A Rare Gilded Age Mansion on Fifth Avenue Is on the Market
Updated: Sep 21, 2021
Treasured New York history awaits behind the doors of 991 Fifth Avenue, one of the last remaining Gilded Age mansions on one of the world’s most coveted streets.
From the 1870s to the start of the 20th century, rapid growth in American industry and a class of ultra-wealthy business magnates resulted in the Gilded Age. From Astors and Vanderbilts to Carnegies and Rockefellers, financiers and captains of industry chose Fifth Avenue for their spectacular mansions, compelled by the newly constructed Central Park.
Few of these grand homes remain, which is what makes 991 Fifth Avenue so special. Built at the turn of the century by architects James R. Turner and William G. Killian, the striking Beaux-Arts style townhouse has only had four owners in 120 years.
Mary Augustus King, David Crawford Clark, and William Ellis Corey were the first three owners of the 6.5-story limestone-and-brick townhouse, with its bowed facade designed to bring additional light into the home.
Under Clark’s ownership, architect and interior decorator Ogden Codman, Jr. redesigned the interiors. At this point, he and Edith Wharton had already written “The Decoration of Houses,” a groundbreaking guide on decorating with “nobility, grace, and timelessness” that is still consulted today.
Codman’s ornate moldings, regal columns, wood-paneled walls, and carved plasterwork are beautifully preserved at 991 Fifth Avenue to this day. Large bay windows, decorative glass, marble fireplace mantels, and copper dormers all remain—with much of the material used no longer available—serving as relics of history. The 25-foot-wide townhouse also notably features a curved terrace with floor-to-ceiling windows, skylights and a light well, an elevator, and grand entertaining spaces.
For the past 80 years, the mansion has belonged to the American Irish Historical Society. Itself a piece of history, 991 Fifth Avenue has also been home to history, with a library of 10,000 volumes that includes the first printing of the Bible in the Irish language, dated 1685.
Now on the market for the first time since 1939, this New York relic will soon enter a new chapter in its history, but carry on its storied past.

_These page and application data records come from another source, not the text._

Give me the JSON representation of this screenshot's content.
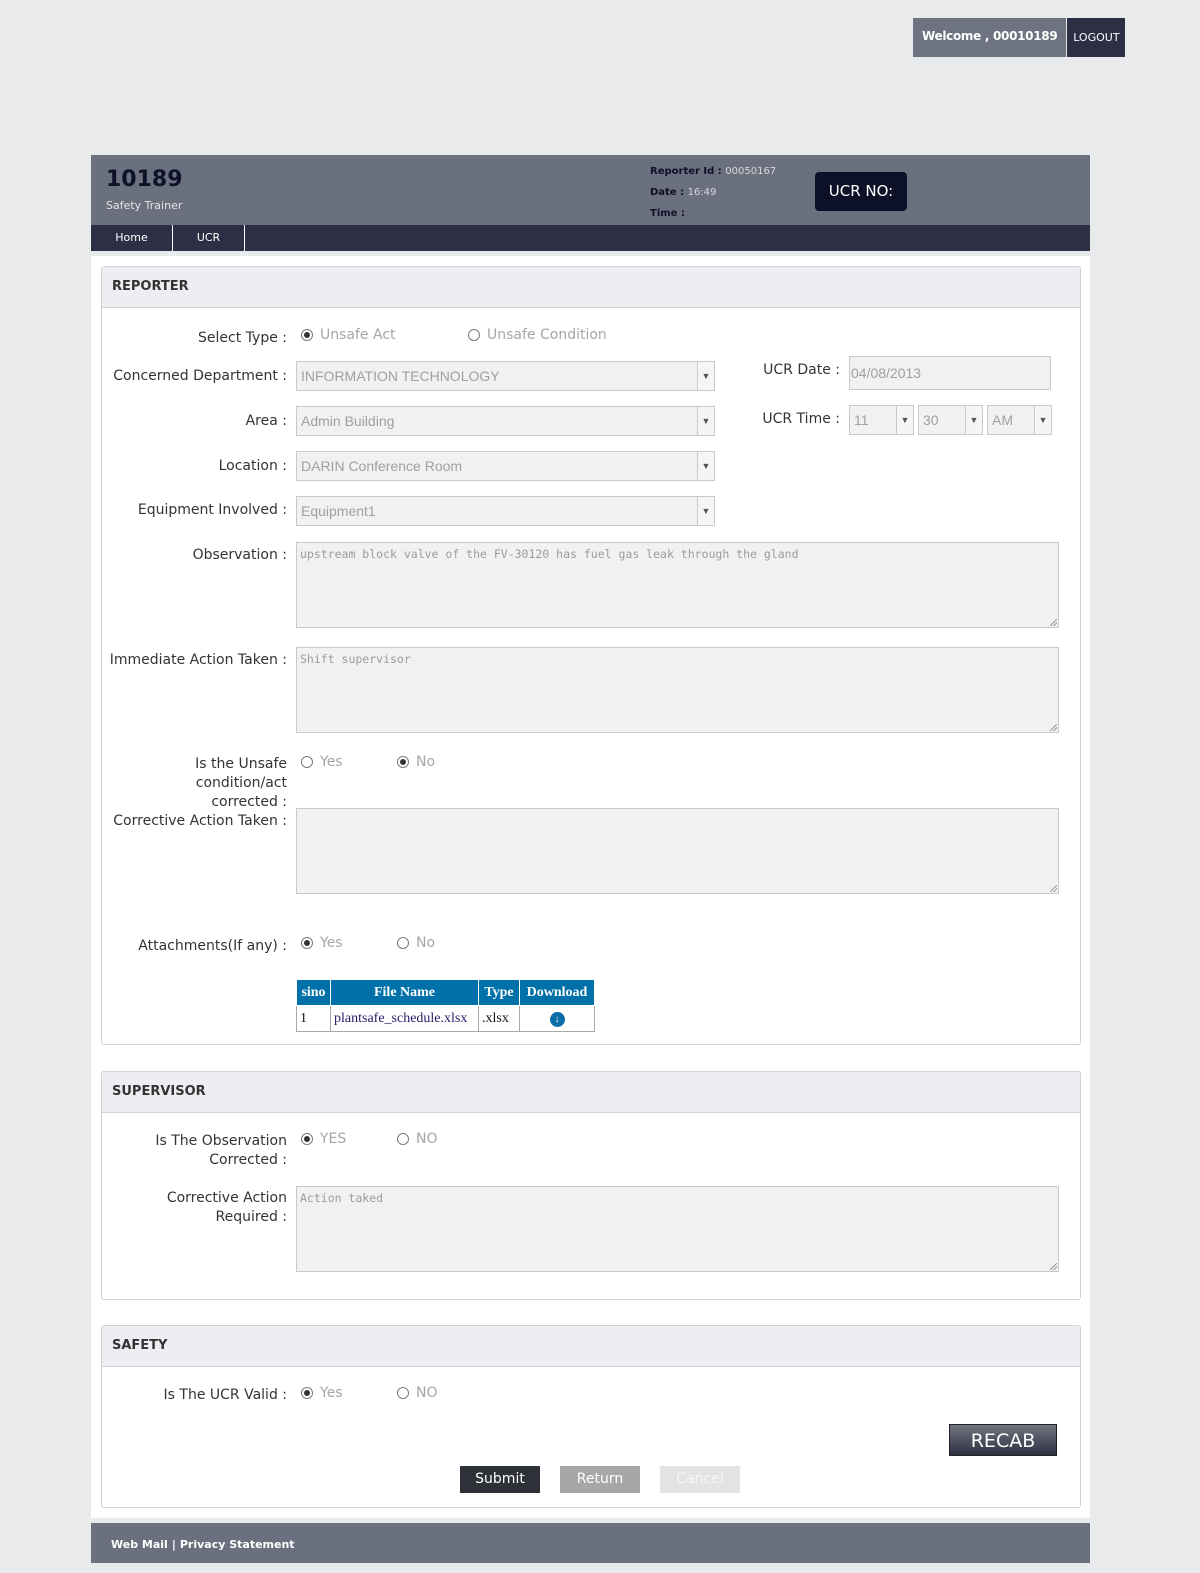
{
  "userbar": {
    "welcome": "Welcome , 00010189",
    "logout": "LOGOUT"
  },
  "header": {
    "emp_id": "10189",
    "role": "Safety Trainer",
    "reporter_label": "Reporter Id : ",
    "reporter_value": "00050167",
    "date_label": "Date : ",
    "date_value": "16:49",
    "time_label": "Time : ",
    "ucr_no": "UCR NO:"
  },
  "nav": {
    "home": "Home",
    "ucr": "UCR"
  },
  "reporter": {
    "title": "REPORTER",
    "select_type_label": "Select Type :",
    "type_options": [
      {
        "label": "Unsafe Act",
        "checked": true
      },
      {
        "label": "Unsafe Condition",
        "checked": false
      }
    ],
    "dept_label": "Concerned Department :",
    "dept_value": "INFORMATION TECHNOLOGY",
    "area_label": "Area :",
    "area_value": "Admin Building",
    "location_label": "Location :",
    "location_value": "DARIN Conference Room",
    "equipment_label": "Equipment Involved :",
    "equipment_value": "Equipment1",
    "ucr_date_label": "UCR Date :",
    "ucr_date_value": "04/08/2013",
    "ucr_time_label": "UCR Time :",
    "ucr_hour": "11",
    "ucr_minute": "30",
    "ucr_ampm": "AM",
    "observation_label": "Observation :",
    "observation_value": "upstream block valve of the FV-30120 has fuel gas leak through the gland",
    "immediate_label": "Immediate Action Taken :",
    "immediate_value": "Shift supervisor",
    "corrected_label_1": "Is the Unsafe condition/act",
    "corrected_label_2": "corrected :",
    "corrected_options": [
      {
        "label": "Yes",
        "checked": false
      },
      {
        "label": "No",
        "checked": true
      }
    ],
    "corrective_label": "Corrective Action Taken :",
    "corrective_value": "",
    "attach_label": "Attachments(If any) :",
    "attach_options": [
      {
        "label": "Yes",
        "checked": true
      },
      {
        "label": "No",
        "checked": false
      }
    ],
    "attach_table": {
      "headers": [
        "sino",
        "File Name",
        "Type",
        "Download"
      ],
      "rows": [
        {
          "sino": "1",
          "file": "plantsafe_schedule.xlsx",
          "type": ".xlsx",
          "download_icon": "download-circle-icon"
        }
      ]
    }
  },
  "supervisor": {
    "title": "SUPERVISOR",
    "obs_label_1": "Is The Observation",
    "obs_label_2": "Corrected :",
    "obs_options": [
      {
        "label": "YES",
        "checked": true
      },
      {
        "label": "NO",
        "checked": false
      }
    ],
    "req_label": "Corrective Action Required :",
    "req_value": "Action taked"
  },
  "safety": {
    "title": "SAFETY",
    "valid_label": "Is The UCR Valid :",
    "valid_options": [
      {
        "label": "Yes",
        "checked": true
      },
      {
        "label": "NO",
        "checked": false
      }
    ],
    "recab": "RECAB"
  },
  "buttons": {
    "submit": "Submit",
    "return": "Return",
    "cancel": "Cancel"
  },
  "footer": {
    "webmail": "Web Mail",
    "sep": "|",
    "privacy": "Privacy Statement"
  },
  "colors": {
    "header_bg": "#6b707e",
    "nav_bg": "#2d2f45",
    "table_head": "#0070a8",
    "page_bg": "#e8eaeb"
  }
}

Take a closer look at the historical home by swiping through this slideshow:
Find out more about the property here.